(What needs to be done): Copy, in full, each line of the material that holds the word "NVIDIA".

====

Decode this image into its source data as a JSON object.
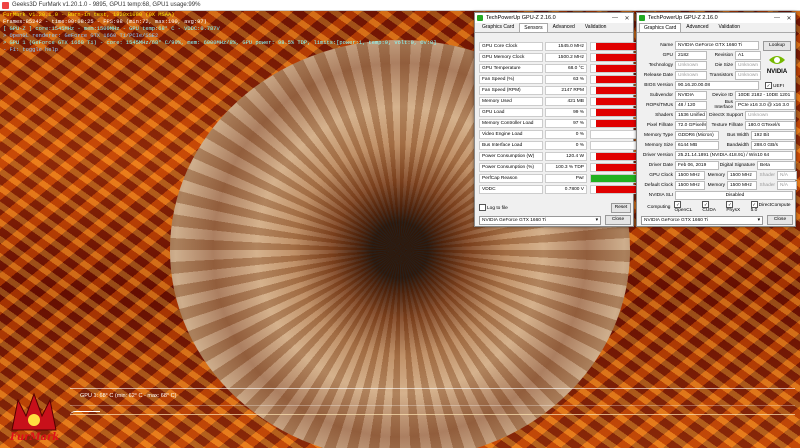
{
  "furmark": {
    "title_bar": "Geeks3D FurMark v1.20.1.0 - 9895, GPU1 temp:68, GPU1 usage:99%",
    "hud": [
      "FurMark v1.20.1.0 - Burn-in test, 1920x1080 (0X MSAA)",
      "Frames:85242 - time:00:08:25 - FPS:98 (min:72, max:100, avg:97)",
      "[ GPU-Z ] core:1545MHz - mem:1500MHz - GPU temp:68° C - VDDC:0.787V",
      "> OpenGL renderer: GeForce GTX 1660 Ti/PCIe/SSE2",
      "> GPU 1 (GeForce GTX 1660 Ti) - core: 1545MHz/68° C/99%, mem: 6000MHz/8%, GPU power: 98.5% TDP, limits:[power:1, temp:0, volt:0, OV:0]",
      "- F1: toggle help"
    ],
    "graph_label": "GPU 1: 68° C (min: 62° C - max: 68° C)",
    "logo_text": "FurMark"
  },
  "sensors_window": {
    "title": "TechPowerUp GPU-Z 2.16.0",
    "tabs": [
      "Graphics Card",
      "Sensors",
      "Advanced",
      "Validation"
    ],
    "active_tab": "Sensors",
    "rows": [
      {
        "label": "GPU Core Clock",
        "value": "1545.0 MHz",
        "fill": 0.9,
        "color": "#e00000"
      },
      {
        "label": "GPU Memory Clock",
        "value": "1500.2 MHz",
        "fill": 0.9,
        "color": "#e00000"
      },
      {
        "label": "GPU Temperature",
        "value": "68.0 °C",
        "fill": 0.9,
        "color": "#e00000"
      },
      {
        "label": "Fan Speed (%)",
        "value": "63 %",
        "fill": 0.9,
        "color": "#e00000"
      },
      {
        "label": "Fan Speed (RPM)",
        "value": "2147 RPM",
        "fill": 0.9,
        "color": "#e00000"
      },
      {
        "label": "Memory Used",
        "value": "421 MB",
        "fill": 0.9,
        "color": "#e00000"
      },
      {
        "label": "GPU Load",
        "value": "99 %",
        "fill": 0.9,
        "color": "#e00000"
      },
      {
        "label": "Memory Controller Load",
        "value": "97 %",
        "fill": 0.9,
        "color": "#e00000"
      },
      {
        "label": "Video Engine Load",
        "value": "0 %",
        "fill": 0,
        "color": "#e00000"
      },
      {
        "label": "Bus Interface Load",
        "value": "0 %",
        "fill": 0,
        "color": "#e00000"
      },
      {
        "label": "Power Consumption (W)",
        "value": "120.4 W",
        "fill": 0.9,
        "color": "#e00000"
      },
      {
        "label": "Power Consumption (%)",
        "value": "100.3 % TDP",
        "fill": 0.9,
        "color": "#e00000"
      },
      {
        "label": "PerfCap Reason",
        "value": "Pwr",
        "fill": 1,
        "color": "#22b020"
      },
      {
        "label": "VDDC",
        "value": "0.7800 V",
        "fill": 0.9,
        "color": "#e00000"
      }
    ],
    "log_label": "Log to file",
    "reset_label": "Reset",
    "gpu_select": "NVIDIA GeForce GTX 1660 Ti",
    "close_label": "Close"
  },
  "card_window": {
    "title": "TechPowerUp GPU-Z 2.16.0",
    "tabs": [
      "Graphics Card",
      "Advanced",
      "Validation"
    ],
    "active_tab": "Graphics Card",
    "name_label": "Name",
    "name_value": "NVIDIA GeForce GTX 1660 Ti",
    "lookup_label": "Lookup",
    "gpu_label": "GPU",
    "gpu_value": "2182",
    "revision_label": "Revision",
    "revision_value": "A1",
    "tech_label": "Technology",
    "tech_value": "Unknown",
    "diesize_label": "Die Size",
    "diesize_value": "Unknown",
    "release_label": "Release Date",
    "release_value": "Unknown",
    "transistors_label": "Transistors",
    "transistors_value": "Unknown",
    "bios_label": "BIOS Version",
    "bios_value": "90.16.20.00.08",
    "uefi_label": "UEFI",
    "subvendor_label": "Subvendor",
    "subvendor_value": "NVIDIA",
    "deviceid_label": "Device ID",
    "deviceid_value": "10DE 2182 - 10DE 1201",
    "rops_label": "ROPs/TMUs",
    "rops_value": "48 / 120",
    "busif_label": "Bus Interface",
    "busif_value": "PCIe x16 3.0 @ x16 3.0",
    "shaders_label": "Shaders",
    "shaders_value": "1536 Unified",
    "directx_label": "DirectX Support",
    "directx_value": "Unknown",
    "pixel_label": "Pixel Fillrate",
    "pixel_value": "72.0 GPixel/s",
    "texture_label": "Texture Fillrate",
    "texture_value": "180.0 GTexel/s",
    "memtype_label": "Memory Type",
    "memtype_value": "GDDR6 (Micron)",
    "buswidth_label": "Bus Width",
    "buswidth_value": "192 Bit",
    "memsize_label": "Memory Size",
    "memsize_value": "6144 MB",
    "bandwidth_label": "Bandwidth",
    "bandwidth_value": "288.0 GB/s",
    "driver_label": "Driver Version",
    "driver_value": "25.21.14.1891 (NVIDIA 418.91) / Win10 64",
    "driverdate_label": "Driver Date",
    "driverdate_value": "Feb 06, 2019",
    "digsig_label": "Digital Signature",
    "digsig_value": "Beta",
    "gpuclock_label": "GPU Clock",
    "gpuclock_value": "1500 MHz",
    "memclock_label": "Memory",
    "memclock_value": "1500 MHz",
    "shader_label": "Shader",
    "shader_value": "N/A",
    "defclock_label": "Default Clock",
    "defclock_value": "1500 MHz",
    "defmem_label": "Memory",
    "defmem_value": "1500 MHz",
    "defshader_label": "Shader",
    "defshader_value": "N/A",
    "sli_label": "NVIDIA SLI",
    "sli_value": "Disabled",
    "computing_label": "Computing",
    "computing": [
      "OpenCL",
      "CUDA",
      "PhysX",
      "DirectCompute 5.0"
    ],
    "gpu_select": "NVIDIA GeForce GTX 1660 Ti",
    "close_label": "Close",
    "brand": "NVIDIA"
  }
}
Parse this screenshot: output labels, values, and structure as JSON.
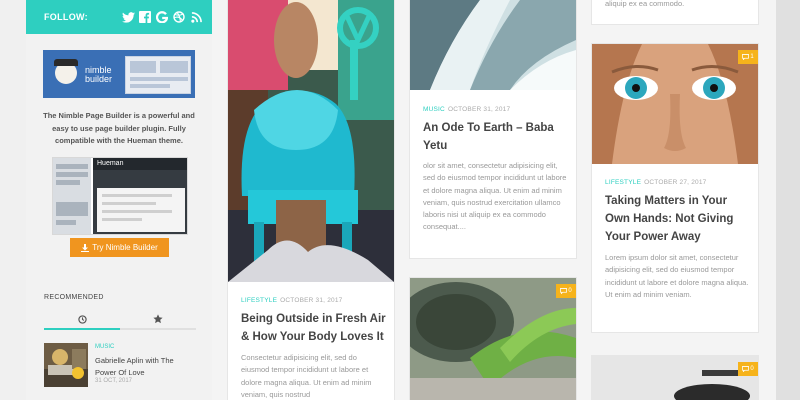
{
  "sidebar": {
    "follow_label": "FOLLOW:",
    "social_icons": [
      "twitter-icon",
      "facebook-icon",
      "google-icon",
      "dribbble-icon",
      "rss-icon"
    ],
    "promo": {
      "brand_line1": "nimble",
      "brand_line2": "builder",
      "description": "The Nimble Page Builder is a powerful and easy to use page builder plugin. Fully compatible with the Hueman theme.",
      "screenshot_brand": "Hueman",
      "button_label": "Try Nimble Builder"
    },
    "recommended": {
      "title": "RECOMMENDED",
      "tabs": [
        {
          "icon": "clock-icon",
          "active": true
        },
        {
          "icon": "star-icon",
          "active": false
        }
      ],
      "item": {
        "category": "MUSIC",
        "title": "Gabrielle Aplin with The Power Of Love",
        "date": "31 OCT, 2017"
      }
    }
  },
  "posts": [
    {
      "category": "LIFESTYLE",
      "date": "OCTOBER 31, 2017",
      "title": "Being Outside in Fresh Air & How Your Body Loves It",
      "excerpt": "Consectetur adipisicing elit, sed do eiusmod tempor incididunt ut labore et dolore magna aliqua. Ut enim ad minim veniam, quis nostrud"
    },
    {
      "category": "MUSIC",
      "date": "OCTOBER 31, 2017",
      "title": "An Ode To Earth – Baba Yetu",
      "excerpt": "olor sit amet, consectetur adipisicing elit, sed do eiusmod tempor incididunt ut labore et dolore magna aliqua. Ut enim ad minim veniam, quis nostrud exercitation ullamco laboris nisi ut aliquip ex ea commodo consequat....",
      "comments": ""
    },
    {
      "top_excerpt": "aliquip ex ea commodo.",
      "category": "LIFESTYLE",
      "date": "OCTOBER 27, 2017",
      "title": "Taking Matters in Your Own Hands: Not Giving Your Power Away",
      "excerpt": "Lorem ipsum dolor sit amet, consectetur adipisicing elit, sed do eiusmod tempor incididunt ut labore et dolore magna aliqua. Ut enim ad minim veniam.",
      "comments": "1"
    },
    {
      "comments": "0"
    },
    {
      "comments": "0"
    }
  ],
  "colors": {
    "accent": "#2ecfc0",
    "button": "#f0951f",
    "badge": "#f6b31b"
  }
}
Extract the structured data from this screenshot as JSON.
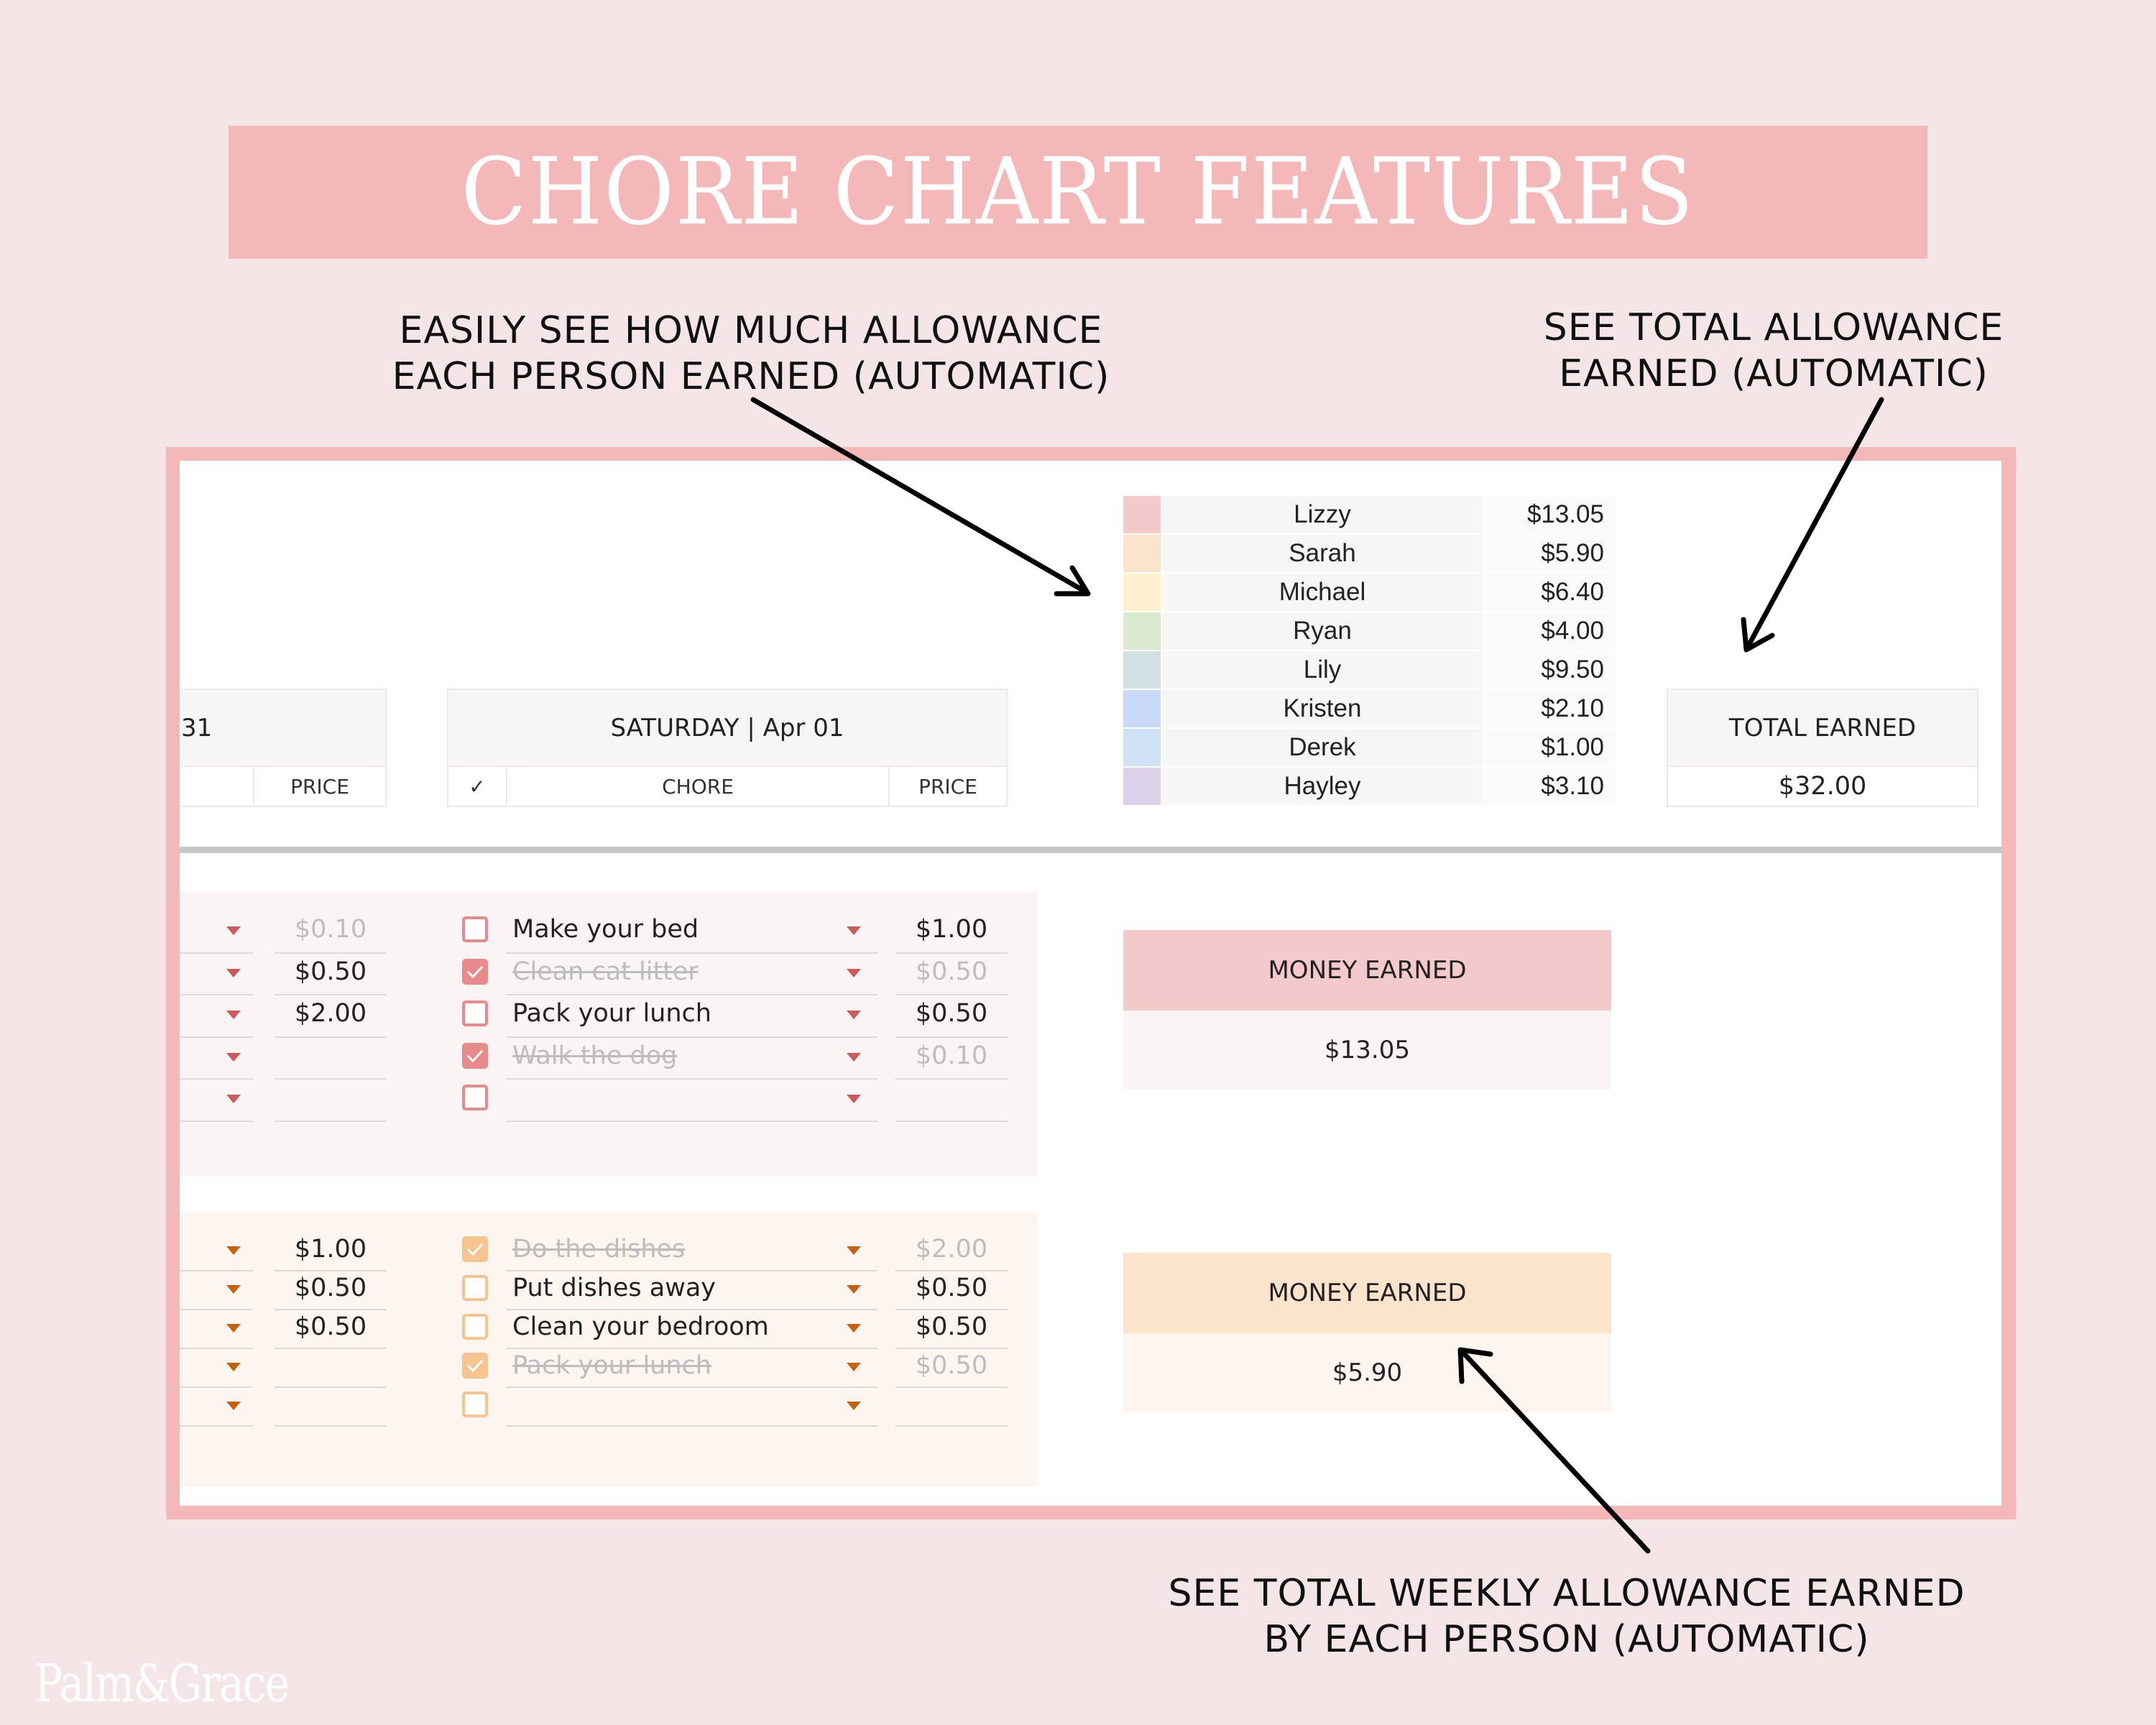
{
  "banner": {
    "title": "CHORE CHART FEATURES"
  },
  "callouts": {
    "per_person": [
      "EASILY SEE HOW MUCH ALLOWANCE",
      "EACH PERSON EARNED (AUTOMATIC)"
    ],
    "total": [
      "SEE TOTAL ALLOWANCE",
      "EARNED (AUTOMATIC)"
    ],
    "weekly": [
      "SEE TOTAL WEEKLY ALLOWANCE EARNED",
      "BY EACH PERSON (AUTOMATIC)"
    ]
  },
  "people": [
    {
      "name": "Lizzy",
      "amount": "$13.05",
      "color": "#f4c9cc"
    },
    {
      "name": "Sarah",
      "amount": "$5.90",
      "color": "#fce3cc"
    },
    {
      "name": "Michael",
      "amount": "$6.40",
      "color": "#fff1cf"
    },
    {
      "name": "Ryan",
      "amount": "$4.00",
      "color": "#d9eace"
    },
    {
      "name": "Lily",
      "amount": "$9.50",
      "color": "#d0e0e3"
    },
    {
      "name": "Kristen",
      "amount": "$2.10",
      "color": "#c9daf8"
    },
    {
      "name": "Derek",
      "amount": "$1.00",
      "color": "#cfe2f3"
    },
    {
      "name": "Hayley",
      "amount": "$3.10",
      "color": "#d9d2e9"
    }
  ],
  "prev_day": {
    "header_fragment": "31",
    "price_label": "PRICE"
  },
  "saturday": {
    "header": "SATURDAY | Apr 01",
    "check_label": "✓",
    "chore_label": "CHORE",
    "price_label": "PRICE"
  },
  "total_earned": {
    "label": "TOTAL EARNED",
    "value": "$32.00"
  },
  "sections": [
    {
      "person": "Lizzy",
      "accent": "#e8898b",
      "arrow_color": "#cc5a5a",
      "bg": "#fbf4f4",
      "money_hdr_bg": "#f4c9cc",
      "money_val_bg": "#fbf4f4",
      "money_label": "MONEY EARNED",
      "money_value": "$13.05",
      "prev_prices": [
        {
          "value": "$0.10",
          "done": true
        },
        {
          "value": "$0.50",
          "done": false
        },
        {
          "value": "$2.00",
          "done": false
        },
        {
          "value": "",
          "done": false
        },
        {
          "value": "",
          "done": false
        }
      ],
      "chores": [
        {
          "name": "Make your bed",
          "price": "$1.00",
          "done": false
        },
        {
          "name": "Clean cat litter",
          "price": "$0.50",
          "done": true
        },
        {
          "name": "Pack your lunch",
          "price": "$0.50",
          "done": false
        },
        {
          "name": "Walk the dog",
          "price": "$0.10",
          "done": true
        },
        {
          "name": "",
          "price": "",
          "done": false
        }
      ]
    },
    {
      "person": "Sarah",
      "accent": "#f6c48f",
      "arrow_color": "#c46210",
      "bg": "#fdf5ef",
      "money_hdr_bg": "#fce3cc",
      "money_val_bg": "#fdf5ef",
      "money_label": "MONEY EARNED",
      "money_value": "$5.90",
      "prev_prices": [
        {
          "value": "$1.00",
          "done": false
        },
        {
          "value": "$0.50",
          "done": false
        },
        {
          "value": "$0.50",
          "done": false
        },
        {
          "value": "",
          "done": false
        },
        {
          "value": "",
          "done": false
        }
      ],
      "chores": [
        {
          "name": "Do the dishes",
          "price": "$2.00",
          "done": true
        },
        {
          "name": "Put dishes away",
          "price": "$0.50",
          "done": false
        },
        {
          "name": "Clean your bedroom",
          "price": "$0.50",
          "done": false
        },
        {
          "name": "Pack your lunch",
          "price": "$0.50",
          "done": true
        },
        {
          "name": "",
          "price": "",
          "done": false
        }
      ]
    }
  ],
  "logo": {
    "text": "Palm&Grace"
  },
  "icons": {
    "check": "checkmark-icon",
    "dropdown": "dropdown-arrow-icon",
    "annotation_arrow": "arrow-icon"
  }
}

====

(Answer section):
    "gpu_select": "NVIDIA GeForce GTX 1660 Ti",
    "name_value": "NVIDIA GeForce GTX 1660 Ti",
    "subvendor_value": "NVIDIA",
    "driver_value": "25.21.14.1891 (NVIDIA 418.91) / Win10 64",
    "sli_label": "NVIDIA SLI",
    "gpu_select": "NVIDIA GeForce GTX 1660 Ti",
    "brand": "NVIDIA"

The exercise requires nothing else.